» **Records for processing**:
- - - - - - -
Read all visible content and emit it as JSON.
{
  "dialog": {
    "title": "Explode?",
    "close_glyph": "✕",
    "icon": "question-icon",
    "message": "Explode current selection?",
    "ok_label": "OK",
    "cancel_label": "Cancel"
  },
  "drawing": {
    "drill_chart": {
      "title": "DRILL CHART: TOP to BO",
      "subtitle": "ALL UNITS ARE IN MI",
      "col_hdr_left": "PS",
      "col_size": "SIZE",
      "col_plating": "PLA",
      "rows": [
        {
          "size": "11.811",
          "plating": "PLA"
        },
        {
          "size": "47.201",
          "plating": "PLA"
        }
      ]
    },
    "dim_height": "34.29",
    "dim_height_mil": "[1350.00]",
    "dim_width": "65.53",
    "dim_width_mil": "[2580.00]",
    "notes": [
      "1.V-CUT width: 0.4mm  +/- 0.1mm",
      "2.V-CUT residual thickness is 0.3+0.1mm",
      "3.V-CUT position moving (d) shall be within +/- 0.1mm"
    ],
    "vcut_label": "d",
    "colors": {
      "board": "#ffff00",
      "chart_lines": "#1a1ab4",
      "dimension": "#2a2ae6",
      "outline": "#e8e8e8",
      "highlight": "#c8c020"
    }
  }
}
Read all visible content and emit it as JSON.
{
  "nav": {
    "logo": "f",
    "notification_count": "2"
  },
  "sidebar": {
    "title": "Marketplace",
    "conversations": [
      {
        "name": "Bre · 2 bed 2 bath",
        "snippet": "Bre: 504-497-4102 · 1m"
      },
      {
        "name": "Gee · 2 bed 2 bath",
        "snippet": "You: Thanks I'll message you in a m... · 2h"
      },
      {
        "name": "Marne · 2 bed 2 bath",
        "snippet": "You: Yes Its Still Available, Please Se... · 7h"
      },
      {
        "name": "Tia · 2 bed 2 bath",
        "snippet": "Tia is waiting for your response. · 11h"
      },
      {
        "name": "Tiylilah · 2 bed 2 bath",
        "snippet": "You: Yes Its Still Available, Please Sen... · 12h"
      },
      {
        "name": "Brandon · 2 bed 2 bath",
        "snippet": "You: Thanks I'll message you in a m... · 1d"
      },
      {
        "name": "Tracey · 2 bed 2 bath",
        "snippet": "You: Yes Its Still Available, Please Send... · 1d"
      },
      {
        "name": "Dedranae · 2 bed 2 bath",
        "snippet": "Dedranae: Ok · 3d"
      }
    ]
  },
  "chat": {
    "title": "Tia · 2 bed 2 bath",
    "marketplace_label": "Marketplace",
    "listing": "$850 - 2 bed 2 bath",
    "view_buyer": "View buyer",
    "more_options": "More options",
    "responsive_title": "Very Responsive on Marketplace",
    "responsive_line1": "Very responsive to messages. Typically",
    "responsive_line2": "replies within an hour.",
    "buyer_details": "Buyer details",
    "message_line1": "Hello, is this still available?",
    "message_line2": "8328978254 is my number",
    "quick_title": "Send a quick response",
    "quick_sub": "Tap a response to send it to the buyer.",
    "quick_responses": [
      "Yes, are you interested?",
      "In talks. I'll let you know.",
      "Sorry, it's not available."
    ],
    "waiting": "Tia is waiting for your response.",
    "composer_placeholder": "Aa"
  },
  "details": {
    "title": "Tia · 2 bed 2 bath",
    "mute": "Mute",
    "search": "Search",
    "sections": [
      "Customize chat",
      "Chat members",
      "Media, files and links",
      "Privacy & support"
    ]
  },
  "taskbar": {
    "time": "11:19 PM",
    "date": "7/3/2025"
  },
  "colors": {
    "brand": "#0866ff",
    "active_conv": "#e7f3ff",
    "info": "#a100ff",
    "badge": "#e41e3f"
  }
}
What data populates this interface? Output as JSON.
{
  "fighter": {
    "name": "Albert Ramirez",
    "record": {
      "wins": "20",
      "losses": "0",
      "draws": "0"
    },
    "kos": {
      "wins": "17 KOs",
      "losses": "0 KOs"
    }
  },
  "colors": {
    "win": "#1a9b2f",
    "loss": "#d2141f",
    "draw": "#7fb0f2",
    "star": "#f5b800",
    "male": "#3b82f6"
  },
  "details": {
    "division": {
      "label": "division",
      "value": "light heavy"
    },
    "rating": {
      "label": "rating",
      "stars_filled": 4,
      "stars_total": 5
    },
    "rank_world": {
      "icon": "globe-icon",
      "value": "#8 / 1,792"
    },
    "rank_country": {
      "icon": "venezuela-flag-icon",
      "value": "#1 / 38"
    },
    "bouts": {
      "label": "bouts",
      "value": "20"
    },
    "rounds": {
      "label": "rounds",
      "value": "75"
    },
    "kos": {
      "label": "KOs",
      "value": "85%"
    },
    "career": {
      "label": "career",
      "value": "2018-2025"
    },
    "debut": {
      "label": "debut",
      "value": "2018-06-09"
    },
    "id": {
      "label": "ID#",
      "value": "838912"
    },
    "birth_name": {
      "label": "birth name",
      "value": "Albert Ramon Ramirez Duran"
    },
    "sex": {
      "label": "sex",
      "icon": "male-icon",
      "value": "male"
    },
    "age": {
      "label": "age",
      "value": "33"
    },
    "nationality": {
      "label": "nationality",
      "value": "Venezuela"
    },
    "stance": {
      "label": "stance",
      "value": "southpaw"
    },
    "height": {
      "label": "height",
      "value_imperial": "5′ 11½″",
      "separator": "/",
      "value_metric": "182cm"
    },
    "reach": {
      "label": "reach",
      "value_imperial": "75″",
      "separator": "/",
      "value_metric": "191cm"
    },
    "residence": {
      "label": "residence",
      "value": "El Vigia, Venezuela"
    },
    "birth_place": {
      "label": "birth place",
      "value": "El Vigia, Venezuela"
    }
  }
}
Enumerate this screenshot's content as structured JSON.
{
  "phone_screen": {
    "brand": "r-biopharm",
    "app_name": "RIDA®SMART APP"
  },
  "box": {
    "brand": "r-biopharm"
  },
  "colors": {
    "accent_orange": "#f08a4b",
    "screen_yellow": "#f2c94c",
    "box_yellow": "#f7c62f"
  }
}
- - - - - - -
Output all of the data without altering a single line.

Read all visible content and emit it as JSON.
{
  "dialog": {
    "title": "Explode?",
    "close_glyph": "✕",
    "icon": "question-icon",
    "message": "Explode current selection?",
    "ok_label": "OK",
    "cancel_label": "Cancel"
  },
  "drawing": {
    "drill_chart": {
      "title": "DRILL CHART: TOP to BO",
      "subtitle": "ALL UNITS ARE IN MI",
      "col_hdr_left": "PS",
      "col_size": "SIZE",
      "col_plating": "PLA",
      "rows": [
        {
          "size": "11.811",
          "plating": "PLA"
        },
        {
          "size": "47.201",
          "plating": "PLA"
        }
      ]
    },
    "dim_height": "34.29",
    "dim_height_mil": "[1350.00]",
    "dim_width": "65.53",
    "dim_width_mil": "[2580.00]",
    "notes": [
      "1.V-CUT width: 0.4mm  +/- 0.1mm",
      "2.V-CUT residual thickness is 0.3+0.1mm",
      "3.V-CUT position moving (d) shall be within +/- 0.1mm"
    ],
    "vcut_label": "d",
    "colors": {
      "board": "#ffff00",
      "chart_lines": "#1a1ab4",
      "dimension": "#2a2ae6",
      "outline": "#e8e8e8",
      "highlight": "#c8c020"
    }
  }
}
Read all visible content and emit it as JSON.
{
  "nav": {
    "logo": "f",
    "notification_count": "2"
  },
  "sidebar": {
    "title": "Marketplace",
    "conversations": [
      {
        "name": "Bre · 2 bed 2 bath",
        "snippet": "Bre: 504-497-4102 · 1m"
      },
      {
        "name": "Gee · 2 bed 2 bath",
        "snippet": "You: Thanks I'll message you in a m... · 2h"
      },
      {
        "name": "Marne · 2 bed 2 bath",
        "snippet": "You: Yes Its Still Available, Please Se... · 7h"
      },
      {
        "name": "Tia · 2 bed 2 bath",
        "snippet": "Tia is waiting for your response. · 11h"
      },
      {
        "name": "Tiylilah · 2 bed 2 bath",
        "snippet": "You: Yes Its Still Available, Please Sen... · 12h"
      },
      {
        "name": "Brandon · 2 bed 2 bath",
        "snippet": "You: Thanks I'll message you in a m... · 1d"
      },
      {
        "name": "Tracey · 2 bed 2 bath",
        "snippet": "You: Yes Its Still Available, Please Send... · 1d"
      },
      {
        "name": "Dedranae · 2 bed 2 bath",
        "snippet": "Dedranae: Ok · 3d"
      }
    ]
  },
  "chat": {
    "title": "Tia · 2 bed 2 bath",
    "marketplace_label": "Marketplace",
    "listing": "$850 - 2 bed 2 bath",
    "view_buyer": "View buyer",
    "more_options": "More options",
    "responsive_title": "Very Responsive on Marketplace",
    "responsive_line1": "Very responsive to messages. Typically",
    "responsive_line2": "replies within an hour.",
    "buyer_details": "Buyer details",
    "message_line1": "Hello, is this still available?",
    "message_line2": "8328978254 is my number",
    "quick_title": "Send a quick response",
    "quick_sub": "Tap a response to send it to the buyer.",
    "quick_responses": [
      "Yes, are you interested?",
      "In talks. I'll let you know.",
      "Sorry, it's not available."
    ],
    "waiting": "Tia is waiting for your response.",
    "composer_placeholder": "Aa"
  },
  "details": {
    "title": "Tia · 2 bed 2 bath",
    "mute": "Mute",
    "search": "Search",
    "sections": [
      "Customize chat",
      "Chat members",
      "Media, files and links",
      "Privacy & support"
    ]
  },
  "taskbar": {
    "time": "11:19 PM",
    "date": "7/3/2025"
  },
  "colors": {
    "brand": "#0866ff",
    "active_conv": "#e7f3ff",
    "info": "#a100ff",
    "badge": "#e41e3f"
  }
}
What data populates this interface? Output as JSON.
{
  "fighter": {
    "name": "Albert Ramirez",
    "record": {
      "wins": "20",
      "losses": "0",
      "draws": "0"
    },
    "kos": {
      "wins": "17 KOs",
      "losses": "0 KOs"
    }
  },
  "colors": {
    "win": "#1a9b2f",
    "loss": "#d2141f",
    "draw": "#7fb0f2",
    "star": "#f5b800",
    "male": "#3b82f6"
  },
  "details": {
    "division": {
      "label": "division",
      "value": "light heavy"
    },
    "rating": {
      "label": "rating",
      "stars_filled": 4,
      "stars_total": 5
    },
    "rank_world": {
      "icon": "globe-icon",
      "value": "#8 / 1,792"
    },
    "rank_country": {
      "icon": "venezuela-flag-icon",
      "value": "#1 / 38"
    },
    "bouts": {
      "label": "bouts",
      "value": "20"
    },
    "rounds": {
      "label": "rounds",
      "value": "75"
    },
    "kos": {
      "label": "KOs",
      "value": "85%"
    },
    "career": {
      "label": "career",
      "value": "2018-2025"
    },
    "debut": {
      "label": "debut",
      "value": "2018-06-09"
    },
    "id": {
      "label": "ID#",
      "value": "838912"
    },
    "birth_name": {
      "label": "birth name",
      "value": "Albert Ramon Ramirez Duran"
    },
    "sex": {
      "label": "sex",
      "icon": "male-icon",
      "value": "male"
    },
    "age": {
      "label": "age",
      "value": "33"
    },
    "nationality": {
      "label": "nationality",
      "value": "Venezuela"
    },
    "stance": {
      "label": "stance",
      "value": "southpaw"
    },
    "height": {
      "label": "height",
      "value_imperial": "5′ 11½″",
      "separator": "/",
      "value_metric": "182cm"
    },
    "reach": {
      "label": "reach",
      "value_imperial": "75″",
      "separator": "/",
      "value_metric": "191cm"
    },
    "residence": {
      "label": "residence",
      "value": "El Vigia, Venezuela"
    },
    "birth_place": {
      "label": "birth place",
      "value": "El Vigia, Venezuela"
    }
  }
}
Enumerate this screenshot's content as structured JSON.
{
  "phone_screen": {
    "brand": "r-biopharm",
    "app_name": "RIDA®SMART APP"
  },
  "box": {
    "brand": "r-biopharm"
  },
  "colors": {
    "accent_orange": "#f08a4b",
    "screen_yellow": "#f2c94c",
    "box_yellow": "#f7c62f"
  }
}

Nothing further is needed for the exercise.